ASSIGNMENT » Among the lines below, some may contain the string "title". Say how many do, and give nothing besides the number.

-- TASK MATERIAL follows --

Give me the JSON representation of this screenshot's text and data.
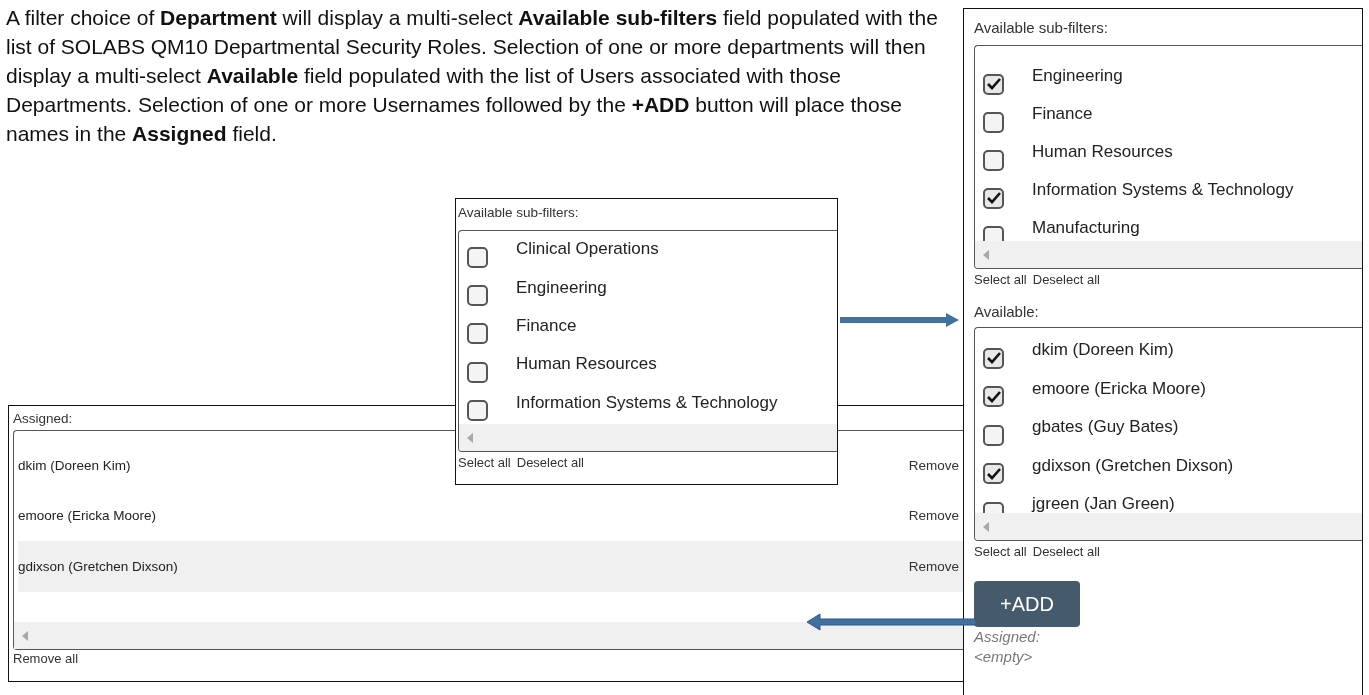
{
  "intro": "A filter choice of **Department** will display a multi-select **Available sub-filters** field populated with the list of SOLABS QM10 Departmental Security Roles. Selection of one or more departments will then display a multi-select **Available** field populated with the list of Users associated with those Departments. Selection of one or more Usernames followed by the **+ADD** button will place those names in the **Assigned** field.",
  "subfilter_panel": {
    "title": "Available sub-filters:",
    "options": [
      {
        "label": "Clinical Operations",
        "checked": false
      },
      {
        "label": "Engineering",
        "checked": false
      },
      {
        "label": "Finance",
        "checked": false
      },
      {
        "label": "Human Resources",
        "checked": false
      },
      {
        "label": "Information Systems & Technology",
        "checked": false
      }
    ],
    "select_all": "Select all",
    "deselect_all": "Deselect all"
  },
  "assigned_panel": {
    "title": "Assigned:",
    "rows": [
      {
        "name": "dkim (Doreen Kim)",
        "action": "Remove",
        "highlighted": false
      },
      {
        "name": "emoore (Ericka Moore)",
        "action": "Remove",
        "highlighted": false
      },
      {
        "name": "gdixson (Gretchen Dixson)",
        "action": "Remove",
        "highlighted": true
      }
    ],
    "remove_all": "Remove all"
  },
  "right_panel": {
    "subfilters": {
      "title": "Available sub-filters:",
      "options": [
        {
          "label": "Engineering",
          "checked": true
        },
        {
          "label": "Finance",
          "checked": false
        },
        {
          "label": "Human Resources",
          "checked": false
        },
        {
          "label": "Information Systems & Technology",
          "checked": true
        },
        {
          "label": "Manufacturing",
          "checked": false
        }
      ],
      "select_all": "Select all",
      "deselect_all": "Deselect all"
    },
    "available": {
      "title": "Available:",
      "options": [
        {
          "label": "dkim (Doreen Kim)",
          "checked": true
        },
        {
          "label": "emoore (Ericka Moore)",
          "checked": true
        },
        {
          "label": "gbates (Guy Bates)",
          "checked": false
        },
        {
          "label": "gdixson (Gretchen Dixson)",
          "checked": true
        },
        {
          "label": "jgreen (Jan Green)",
          "checked": false
        }
      ],
      "select_all": "Select all",
      "deselect_all": "Deselect all"
    },
    "add_button": "+ADD",
    "assigned_label": "Assigned:",
    "assigned_value": "<empty>"
  }
}
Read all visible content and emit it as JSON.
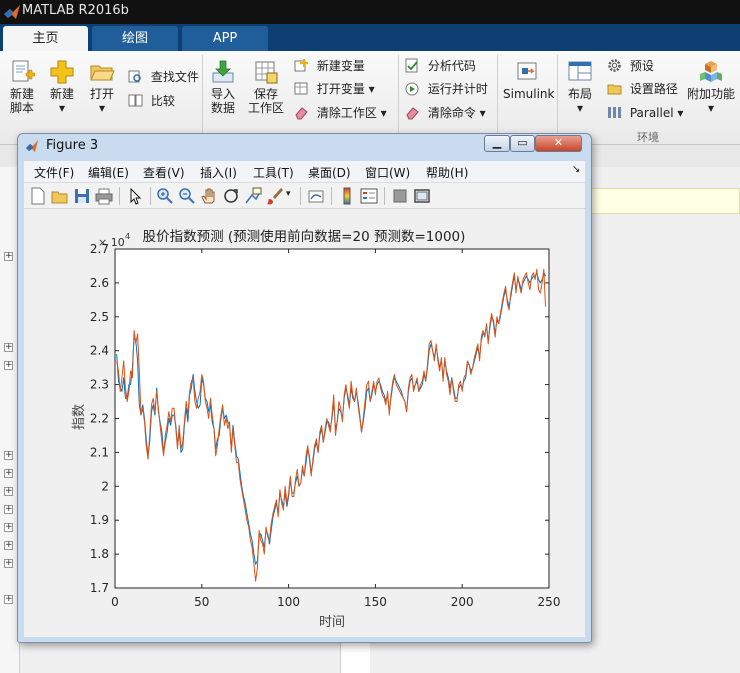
{
  "app": {
    "title": "MATLAB R2016b"
  },
  "tabs": [
    {
      "label": "主页"
    },
    {
      "label": "绘图"
    },
    {
      "label": "APP"
    }
  ],
  "toolstrip": {
    "new_script": {
      "l1": "新建",
      "l2": "脚本"
    },
    "new": {
      "label": "新建"
    },
    "open": {
      "label": "打开"
    },
    "find_files": "查找文件",
    "compare": "比较",
    "import_data": {
      "l1": "导入",
      "l2": "数据"
    },
    "save_workspace": {
      "l1": "保存",
      "l2": "工作区"
    },
    "new_variable": "新建变量",
    "open_variable": "打开变量",
    "clear_workspace": "清除工作区",
    "analyze_code": "分析代码",
    "run_and_time": "运行并计时",
    "clear_commands": "清除命令",
    "simulink": "Simulink",
    "layout": "布局",
    "preferences": "预设",
    "set_path": "设置路径",
    "parallel": "Parallel",
    "addons": "附加功能",
    "group_environment": "环境"
  },
  "figure": {
    "title": "Figure 3",
    "menus": [
      "文件(F)",
      "编辑(E)",
      "查看(V)",
      "插入(I)",
      "工具(T)",
      "桌面(D)",
      "窗口(W)",
      "帮助(H)"
    ]
  },
  "chart_data": {
    "type": "line",
    "title": "股价指数预测 (预测使用前向数据=20 预测数=1000)",
    "xlabel": "时间",
    "ylabel": "指数",
    "y_exponent_label": "× 10",
    "y_exponent_power": "4",
    "xlim": [
      0,
      250
    ],
    "ylim": [
      17000,
      27000
    ],
    "x_ticks": [
      0,
      50,
      100,
      150,
      200,
      250
    ],
    "y_ticks": [
      17000,
      18000,
      19000,
      20000,
      21000,
      22000,
      23000,
      24000,
      25000,
      26000,
      27000
    ],
    "y_tick_labels": [
      "1.7",
      "1.8",
      "1.9",
      "2",
      "2.1",
      "2.2",
      "2.3",
      "2.4",
      "2.5",
      "2.6",
      "2.7"
    ],
    "grid": false,
    "colors": {
      "actual": "#0072bd",
      "predicted": "#d95319"
    },
    "x_step": 1,
    "series": [
      {
        "values": [
          23900,
          23100,
          22900,
          22800,
          23200,
          22600,
          22600,
          23000,
          23000,
          23500,
          24400,
          24300,
          23700,
          22400,
          22100,
          22400,
          22000,
          21400,
          20900,
          21300,
          22200,
          22400,
          22100,
          22900,
          22200,
          21900,
          21600,
          21000,
          21300,
          21600,
          22000,
          21800,
          22100,
          22100,
          21800,
          21200,
          21600,
          21000,
          21100,
          21800,
          22300,
          21900,
          22700,
          22900,
          23300,
          22800,
          22500,
          22300,
          22400,
          23200,
          23000,
          22600,
          22500,
          22200,
          22400,
          21900,
          21700,
          21100,
          21400,
          21500,
          22000,
          22300,
          22000,
          22100,
          21900,
          21800,
          21100,
          21800,
          21300,
          20900,
          20800,
          20400,
          20000,
          19700,
          19500,
          19200,
          18900,
          18600,
          18400,
          18000,
          17700,
          17800,
          18500,
          18600,
          18400,
          18200,
          18700,
          18600,
          18300,
          18700,
          19100,
          19300,
          19500,
          19200,
          19800,
          19600,
          19400,
          19800,
          19400,
          19700,
          20200,
          19800,
          19800,
          20100,
          20300,
          20000,
          20100,
          20500,
          20300,
          20700,
          21100,
          20900,
          20400,
          20700,
          21100,
          21300,
          21000,
          21500,
          21700,
          21300,
          21600,
          21900,
          21900,
          21700,
          22000,
          22500,
          21700,
          21900,
          22300,
          22200,
          22000,
          22600,
          22900,
          22700,
          22400,
          22900,
          22600,
          22500,
          22800,
          22500,
          22100,
          21600,
          21900,
          22300,
          22800,
          22900,
          22500,
          22700,
          23000,
          22800,
          23000,
          23100,
          23000,
          22800,
          22700,
          22500,
          22700,
          22200,
          22600,
          23000,
          23200,
          23100,
          23000,
          22900,
          22800,
          22600,
          22500,
          22200,
          22800,
          23100,
          23200,
          22900,
          23000,
          23100,
          22800,
          22900,
          23000,
          23300,
          23100,
          23500,
          24000,
          24200,
          24000,
          23800,
          24100,
          23800,
          23500,
          23700,
          23200,
          23700,
          23400,
          23200,
          22900,
          23200,
          22900,
          22600,
          22600,
          22900,
          23000,
          22900,
          23100,
          23200,
          23600,
          23600,
          23400,
          23500,
          23700,
          23900,
          24100,
          23800,
          24300,
          24500,
          24500,
          24700,
          24300,
          24700,
          25000,
          24900,
          24500,
          24900,
          24800,
          25000,
          25300,
          25600,
          25800,
          25500,
          25300,
          25600,
          25900,
          26200,
          25800,
          26100,
          26000,
          25800,
          26000,
          26100,
          26200,
          26100,
          26000,
          26100,
          26200,
          26200,
          26300,
          26100,
          26000,
          26100,
          26300,
          26200
        ]
      },
      {
        "values": [
          23700,
          23400,
          22800,
          23200,
          23700,
          22900,
          22500,
          22800,
          23400,
          23200,
          24600,
          24200,
          24500,
          23400,
          22100,
          22300,
          21900,
          21200,
          20800,
          21500,
          22400,
          22600,
          22200,
          22800,
          22300,
          21800,
          21300,
          20900,
          21500,
          21800,
          22200,
          21900,
          22300,
          22300,
          21700,
          21100,
          21800,
          21100,
          21300,
          21900,
          22500,
          22100,
          22800,
          23100,
          23200,
          22500,
          22300,
          22600,
          22800,
          23300,
          23100,
          22500,
          22300,
          22000,
          22600,
          22100,
          21700,
          20900,
          21200,
          21700,
          22100,
          22400,
          21800,
          22000,
          21700,
          21900,
          21000,
          21700,
          21200,
          20700,
          20700,
          20200,
          19900,
          19600,
          19300,
          19000,
          18800,
          18400,
          18200,
          17700,
          17200,
          17600,
          18700,
          18400,
          18300,
          18000,
          18800,
          18500,
          18400,
          18900,
          19200,
          19400,
          19600,
          19100,
          19900,
          19500,
          19300,
          20000,
          19500,
          19800,
          20300,
          19700,
          19700,
          20200,
          20500,
          20000,
          20100,
          20600,
          20300,
          20900,
          21200,
          20800,
          20300,
          20800,
          21200,
          21400,
          21000,
          21600,
          21800,
          21300,
          21700,
          22000,
          21800,
          21600,
          22100,
          22700,
          21500,
          21900,
          22500,
          22300,
          21900,
          22700,
          23000,
          22600,
          22300,
          23100,
          22700,
          22500,
          22900,
          22400,
          22000,
          21600,
          22000,
          22500,
          23000,
          23100,
          22500,
          22800,
          23100,
          22700,
          23100,
          23200,
          22900,
          22700,
          22600,
          22400,
          22800,
          22100,
          22700,
          23100,
          23300,
          23000,
          22900,
          22800,
          22700,
          22600,
          22500,
          22200,
          22900,
          23200,
          23300,
          22800,
          23000,
          23200,
          22800,
          23000,
          23100,
          23400,
          23100,
          23600,
          24200,
          24300,
          24000,
          23700,
          24200,
          23700,
          23400,
          23800,
          23100,
          23800,
          23300,
          23100,
          22700,
          23200,
          22800,
          22500,
          22500,
          23000,
          23100,
          22800,
          23200,
          23300,
          23700,
          23600,
          23300,
          23500,
          23800,
          24000,
          24200,
          23700,
          24400,
          24600,
          24400,
          24800,
          24200,
          24800,
          25100,
          24800,
          24400,
          25000,
          24800,
          25100,
          25400,
          25700,
          25900,
          25400,
          25200,
          25700,
          26000,
          26300,
          25700,
          26200,
          25900,
          25700,
          26100,
          26200,
          26300,
          26000,
          25800,
          26200,
          26300,
          26100,
          26400,
          25800,
          25700,
          26000,
          26400,
          25300
        ]
      }
    ]
  }
}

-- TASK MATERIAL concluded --

OUTPUT OF THE TASK » 7